Indians overseas remitted $87 billion in 2021, the biggest inflow for any country tracked by the World Bank.
Under the RBI’s Liberalised Remittance Scheme, all resident individuals, including minors, are allowed to freely remit up to USD 2,50,000 per financial year (April-March) for any permissible current or capital account transaction or a combination of both. Further, resident individuals can avail of the foreign exchange facility for specific purposes within the limit of USD 2,50,000 only.
The Scheme was introduced on February 4, 2004, with a limit of USD 25,000. The LRS limit has been revised in stages consistent with prevailing macro and micro economic conditions. In case of remitter being a minor, the LRS declaration form must be countersigned by the minor’s natural guardian. The Scheme is not available to corporates, partnership firms, HUF, Trusts etc.
During 2021, India received $87 billion in remittances, and the US was the biggest source, accounting for over 20 per cent of these funds, the World Bank said in its latest report.
“Flows to India (the world’s largest recipient of remittances) are expected to reach $87 billion, a gain of 4.6 per cent with the severity of COVID-19 caseloads and deaths during the second quarter (well above the global average) playing a prominent role in drawing altruistic flows (including for the purchase of oxygen tanks) to the country,” the World Bank report stated.
India is followed by China, Mexico, the Philippines, and Egypt, the report said. In India, remittances are projected to grow three per cent in 2022 to $89.6 billion, reflecting a drop in overall migrant stock, as a large proportion of returnees from the Arab countries await return, it said.
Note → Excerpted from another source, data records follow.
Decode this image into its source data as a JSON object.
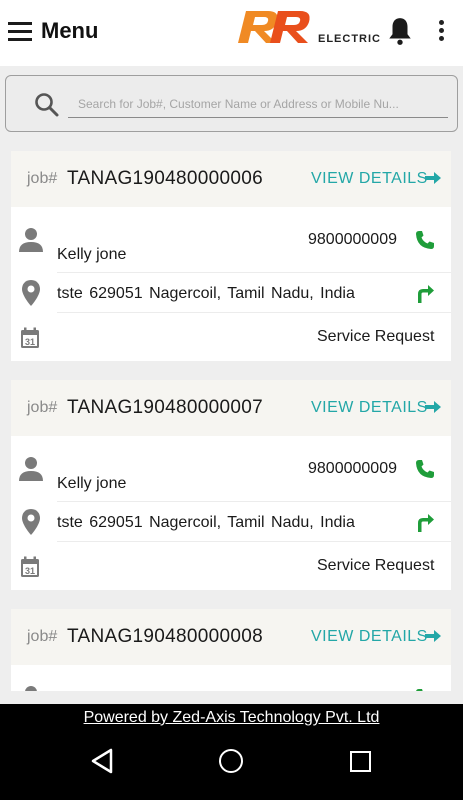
{
  "header": {
    "title": "Menu",
    "logo_text": "ELECTRIC",
    "brand_colors": {
      "primary": "#e94f1c",
      "secondary": "#f08a24"
    }
  },
  "search": {
    "placeholder": "Search for Job#, Customer Name or Address or Mobile Nu..."
  },
  "jobs": [
    {
      "job_label": "job#",
      "job_number": "TANAG190480000006",
      "view_details": "VIEW DETAILS",
      "customer_name": "Kelly  jone",
      "mobile": "9800000009",
      "address": "tste   629051 Nagercoil, Tamil Nadu, India",
      "service_type": "Service Request"
    },
    {
      "job_label": "job#",
      "job_number": "TANAG190480000007",
      "view_details": "VIEW DETAILS",
      "customer_name": "Kelly  jone",
      "mobile": "9800000009",
      "address": "tste   629051 Nagercoil, Tamil Nadu, India",
      "service_type": "Service Request"
    },
    {
      "job_label": "job#",
      "job_number": "TANAG190480000008",
      "view_details": "VIEW DETAILS"
    }
  ],
  "footer": {
    "powered_by": "Powered by Zed-Axis Technology Pvt. Ltd"
  },
  "colors": {
    "accent": "#23a7a7",
    "phone_green": "#1f9d3a",
    "icon_gray": "#7a7a7a"
  }
}
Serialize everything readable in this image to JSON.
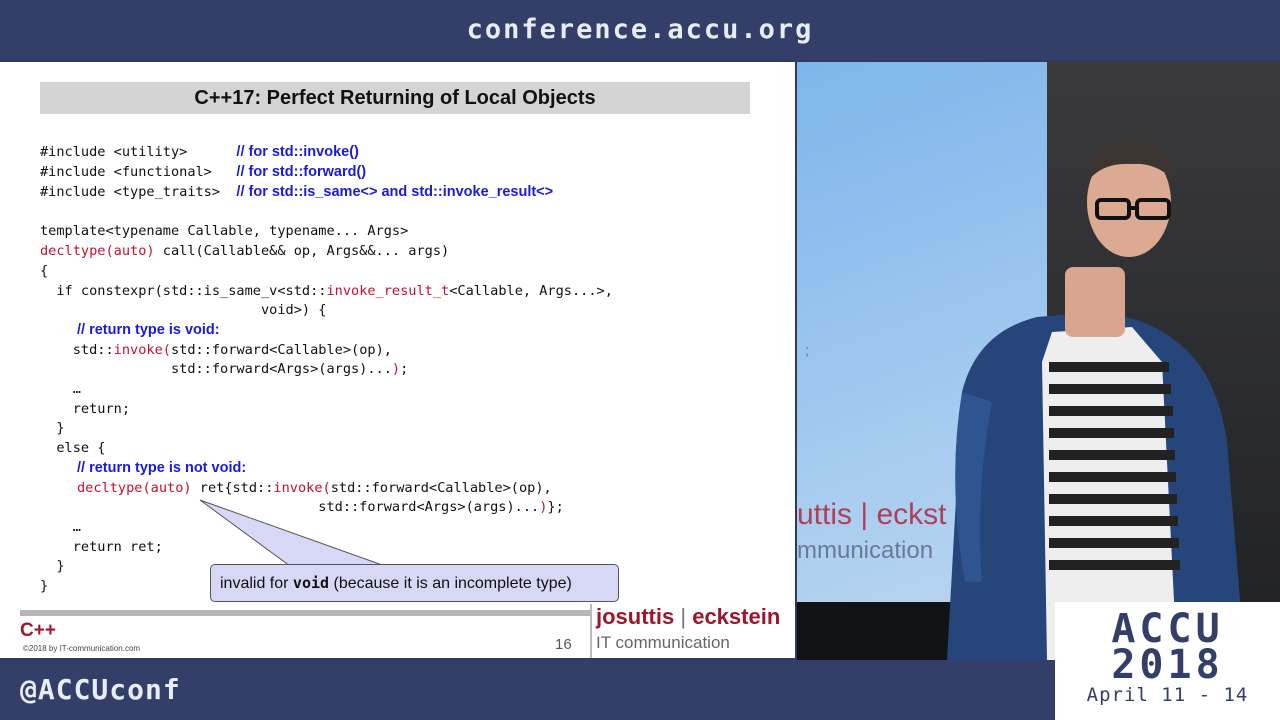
{
  "header": {
    "url": "conference.accu.org"
  },
  "footer": {
    "handle": "@ACCUconf"
  },
  "slide": {
    "title": "C++17: Perfect Returning of Local Objects",
    "code": {
      "l1": {
        "code": "#include <utility>      ",
        "comment": "// for std::invoke()"
      },
      "l2": {
        "code": "#include <functional>   ",
        "comment": "// for std::forward()"
      },
      "l3": {
        "code": "#include <type_traits>  ",
        "comment": "// for std::is_same<> and std::invoke_result<>"
      },
      "l5": "template<typename Callable, typename... Args>",
      "l6": {
        "kw": "decltype(auto)",
        "rest": " call(Callable&& op, Args&&... args)"
      },
      "l7": "{",
      "l8": {
        "a": "  if constexpr(std::is_same_v<std::",
        "kw": "invoke_result_t",
        "b": "<Callable, Args...>,"
      },
      "l9": "                           void>) {",
      "l10": {
        "comment": "// return type is void:"
      },
      "l11": {
        "a": "    std::",
        "kw": "invoke(",
        "b": "std::forward<Callable>(op),"
      },
      "l12": {
        "a": "                std::forward<Args>(args)...",
        "kw": ")",
        "b": ";"
      },
      "l13": "    …",
      "l14": "    return;",
      "l15": "  }",
      "l16": "  else {",
      "l17": {
        "comment": "// return type is not void:"
      },
      "l18": {
        "kw1": "decltype(auto)",
        "a": " ret{std::",
        "kw2": "invoke(",
        "b": "std::forward<Callable>(op),"
      },
      "l19": {
        "a": "                                  std::forward<Args>(args)...",
        "kw": ")",
        "b": "};"
      },
      "l20": "    …",
      "l21": "    return ret;",
      "l22": "  }",
      "l23": "}"
    },
    "callout": {
      "pre": "invalid for ",
      "mono": "void",
      "post": " (because it is an incomplete type)"
    },
    "footer": {
      "lang": "C++",
      "copyright": "©2018 by IT-communication.com",
      "page": "16",
      "brand_left": "josuttis",
      "brand_sep": "|",
      "brand_right": "eckstein",
      "brand_sub": "IT communication"
    }
  },
  "video": {
    "screen_text_1": "uttis | eckst",
    "screen_text_2": "mmunication",
    "screen_glyph": ";"
  },
  "logo": {
    "name": "ACCU",
    "year": "2018",
    "dates": "April 11 - 14"
  },
  "colors": {
    "banner": "#333f68",
    "keyword": "#c8102e",
    "comment": "#1a1adf",
    "brand": "#a0152c"
  }
}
Remittances to low- and middle-income countries are projected to have grown a strong 7.3 per cent to reach $589 billion in 2021, the bank said. This return to growth is more robust than earlier estimates and follows the resilience of flows in 2020 when remittances declined by only 1.7 per cent despite a severe global recession due to COVID-19, according to estimates from the World Bank’s Migration and Development Brief.